BEGIN Dataset excerpts

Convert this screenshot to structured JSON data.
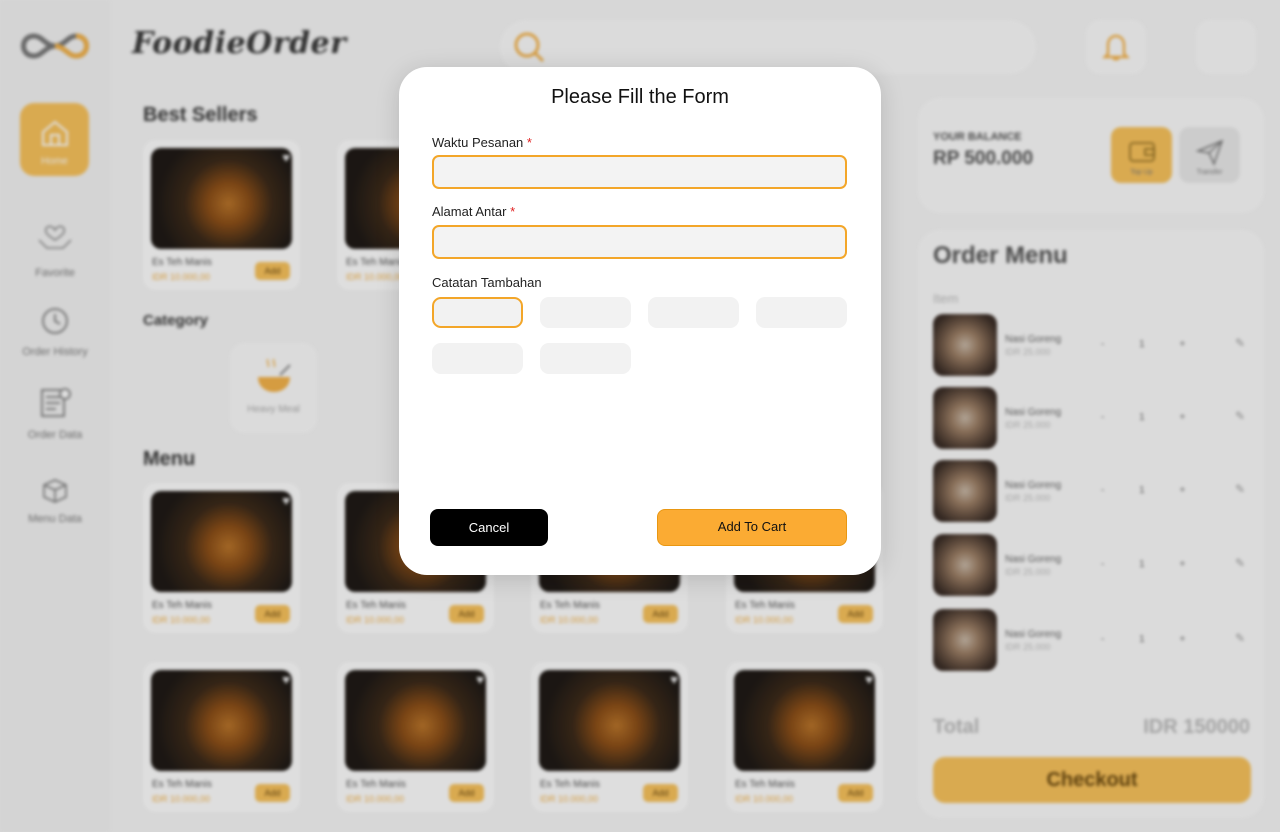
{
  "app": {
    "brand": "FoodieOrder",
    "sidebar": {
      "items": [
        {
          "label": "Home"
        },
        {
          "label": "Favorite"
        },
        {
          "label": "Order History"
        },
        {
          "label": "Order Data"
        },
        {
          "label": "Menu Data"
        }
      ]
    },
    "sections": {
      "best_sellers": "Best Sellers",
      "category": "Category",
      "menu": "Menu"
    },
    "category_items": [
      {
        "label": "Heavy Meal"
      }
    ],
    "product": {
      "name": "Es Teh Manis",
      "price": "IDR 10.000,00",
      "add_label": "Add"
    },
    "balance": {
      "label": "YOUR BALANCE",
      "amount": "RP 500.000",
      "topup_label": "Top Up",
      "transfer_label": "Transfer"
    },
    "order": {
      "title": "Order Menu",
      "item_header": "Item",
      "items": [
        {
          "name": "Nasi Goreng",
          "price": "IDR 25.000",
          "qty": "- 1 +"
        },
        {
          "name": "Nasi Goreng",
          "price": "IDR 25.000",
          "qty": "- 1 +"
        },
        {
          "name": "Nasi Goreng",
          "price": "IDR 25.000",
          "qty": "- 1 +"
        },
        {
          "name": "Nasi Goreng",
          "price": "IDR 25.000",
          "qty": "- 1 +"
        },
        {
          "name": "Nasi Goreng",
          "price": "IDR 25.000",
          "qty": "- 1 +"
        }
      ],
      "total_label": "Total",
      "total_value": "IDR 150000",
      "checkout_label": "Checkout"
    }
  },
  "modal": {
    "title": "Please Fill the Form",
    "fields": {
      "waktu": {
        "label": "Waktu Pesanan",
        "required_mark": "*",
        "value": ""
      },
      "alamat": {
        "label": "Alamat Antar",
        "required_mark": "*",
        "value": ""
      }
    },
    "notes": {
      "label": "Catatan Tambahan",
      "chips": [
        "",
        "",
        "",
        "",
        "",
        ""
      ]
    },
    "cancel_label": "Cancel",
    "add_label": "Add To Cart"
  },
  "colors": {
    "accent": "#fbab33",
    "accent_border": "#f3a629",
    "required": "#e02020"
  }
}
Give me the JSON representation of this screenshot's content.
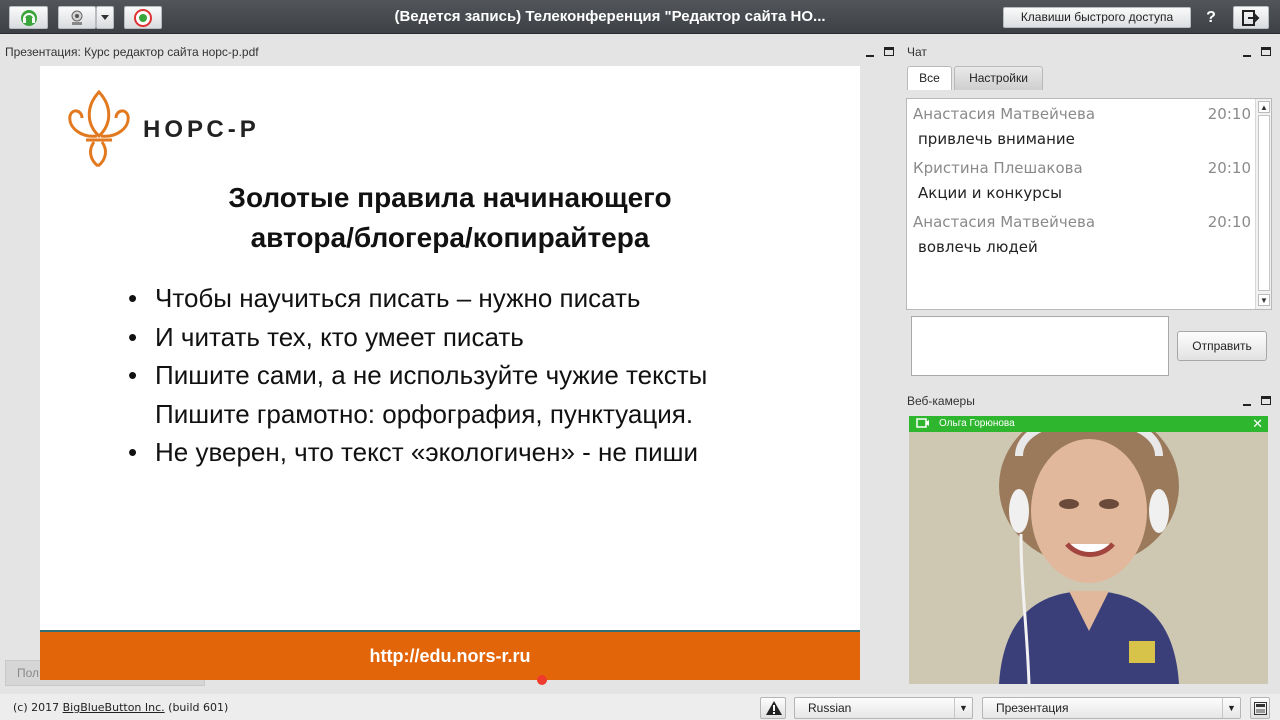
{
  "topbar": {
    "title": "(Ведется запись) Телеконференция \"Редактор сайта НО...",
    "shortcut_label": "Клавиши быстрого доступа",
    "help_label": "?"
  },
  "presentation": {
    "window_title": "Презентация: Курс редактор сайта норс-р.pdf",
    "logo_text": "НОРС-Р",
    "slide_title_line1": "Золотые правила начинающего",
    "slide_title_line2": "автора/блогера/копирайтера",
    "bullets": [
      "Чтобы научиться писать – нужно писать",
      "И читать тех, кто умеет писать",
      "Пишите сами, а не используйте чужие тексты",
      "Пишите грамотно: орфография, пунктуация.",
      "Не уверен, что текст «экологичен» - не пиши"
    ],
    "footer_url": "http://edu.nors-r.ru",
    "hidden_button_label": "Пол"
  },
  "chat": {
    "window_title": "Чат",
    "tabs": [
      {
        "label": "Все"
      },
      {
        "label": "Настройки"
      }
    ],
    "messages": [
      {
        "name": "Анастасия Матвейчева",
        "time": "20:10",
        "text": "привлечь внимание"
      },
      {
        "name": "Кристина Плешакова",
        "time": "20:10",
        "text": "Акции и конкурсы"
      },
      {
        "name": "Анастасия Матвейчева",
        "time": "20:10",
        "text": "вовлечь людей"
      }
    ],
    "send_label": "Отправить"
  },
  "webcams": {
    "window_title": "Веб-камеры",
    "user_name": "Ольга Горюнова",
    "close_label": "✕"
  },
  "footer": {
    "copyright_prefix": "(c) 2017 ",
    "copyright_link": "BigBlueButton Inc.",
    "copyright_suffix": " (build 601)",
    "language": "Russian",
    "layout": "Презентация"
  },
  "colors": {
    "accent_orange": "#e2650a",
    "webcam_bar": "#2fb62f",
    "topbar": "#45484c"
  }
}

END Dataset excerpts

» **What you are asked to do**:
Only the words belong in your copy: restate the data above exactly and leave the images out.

» **Answer to this exercise**:
Convert this screenshot to structured JSON data.
{
  "app": {
    "brand": "FoodieOrder",
    "sidebar": {
      "items": [
        {
          "label": "Home"
        },
        {
          "label": "Favorite"
        },
        {
          "label": "Order History"
        },
        {
          "label": "Order Data"
        },
        {
          "label": "Menu Data"
        }
      ]
    },
    "sections": {
      "best_sellers": "Best Sellers",
      "category": "Category",
      "menu": "Menu"
    },
    "category_items": [
      {
        "label": "Heavy Meal"
      }
    ],
    "product": {
      "name": "Es Teh Manis",
      "price": "IDR 10.000,00",
      "add_label": "Add"
    },
    "balance": {
      "label": "YOUR BALANCE",
      "amount": "RP 500.000",
      "topup_label": "Top Up",
      "transfer_label": "Transfer"
    },
    "order": {
      "title": "Order Menu",
      "item_header": "Item",
      "items": [
        {
          "name": "Nasi Goreng",
          "price": "IDR 25.000",
          "qty": "- 1 +"
        },
        {
          "name": "Nasi Goreng",
          "price": "IDR 25.000",
          "qty": "- 1 +"
        },
        {
          "name": "Nasi Goreng",
          "price": "IDR 25.000",
          "qty": "- 1 +"
        },
        {
          "name": "Nasi Goreng",
          "price": "IDR 25.000",
          "qty": "- 1 +"
        },
        {
          "name": "Nasi Goreng",
          "price": "IDR 25.000",
          "qty": "- 1 +"
        }
      ],
      "total_label": "Total",
      "total_value": "IDR 150000",
      "checkout_label": "Checkout"
    }
  },
  "modal": {
    "title": "Please Fill the Form",
    "fields": {
      "waktu": {
        "label": "Waktu Pesanan",
        "required_mark": "*",
        "value": ""
      },
      "alamat": {
        "label": "Alamat Antar",
        "required_mark": "*",
        "value": ""
      }
    },
    "notes": {
      "label": "Catatan Tambahan",
      "chips": [
        "",
        "",
        "",
        "",
        "",
        ""
      ]
    },
    "cancel_label": "Cancel",
    "add_label": "Add To Cart"
  },
  "colors": {
    "accent": "#fbab33",
    "accent_border": "#f3a629",
    "required": "#e02020"
  }
}
Give me the JSON representation of this screenshot's content.
{
  "topbar": {
    "title": "(Ведется запись) Телеконференция \"Редактор сайта НО...",
    "shortcut_label": "Клавиши быстрого доступа",
    "help_label": "?"
  },
  "presentation": {
    "window_title": "Презентация: Курс редактор сайта норс-р.pdf",
    "logo_text": "НОРС-Р",
    "slide_title_line1": "Золотые правила начинающего",
    "slide_title_line2": "автора/блогера/копирайтера",
    "bullets": [
      "Чтобы научиться писать – нужно писать",
      "И читать тех, кто умеет писать",
      "Пишите сами, а не используйте чужие тексты",
      "Пишите грамотно: орфография, пунктуация.",
      "Не уверен, что текст «экологичен» - не пиши"
    ],
    "footer_url": "http://edu.nors-r.ru",
    "hidden_button_label": "Пол"
  },
  "chat": {
    "window_title": "Чат",
    "tabs": [
      {
        "label": "Все"
      },
      {
        "label": "Настройки"
      }
    ],
    "messages": [
      {
        "name": "Анастасия Матвейчева",
        "time": "20:10",
        "text": "привлечь внимание"
      },
      {
        "name": "Кристина Плешакова",
        "time": "20:10",
        "text": "Акции и конкурсы"
      },
      {
        "name": "Анастасия Матвейчева",
        "time": "20:10",
        "text": "вовлечь людей"
      }
    ],
    "send_label": "Отправить"
  },
  "webcams": {
    "window_title": "Веб-камеры",
    "user_name": "Ольга Горюнова",
    "close_label": "✕"
  },
  "footer": {
    "copyright_prefix": "(c) 2017 ",
    "copyright_link": "BigBlueButton Inc.",
    "copyright_suffix": " (build 601)",
    "language": "Russian",
    "layout": "Презентация"
  },
  "colors": {
    "accent_orange": "#e2650a",
    "webcam_bar": "#2fb62f",
    "topbar": "#45484c"
  }
}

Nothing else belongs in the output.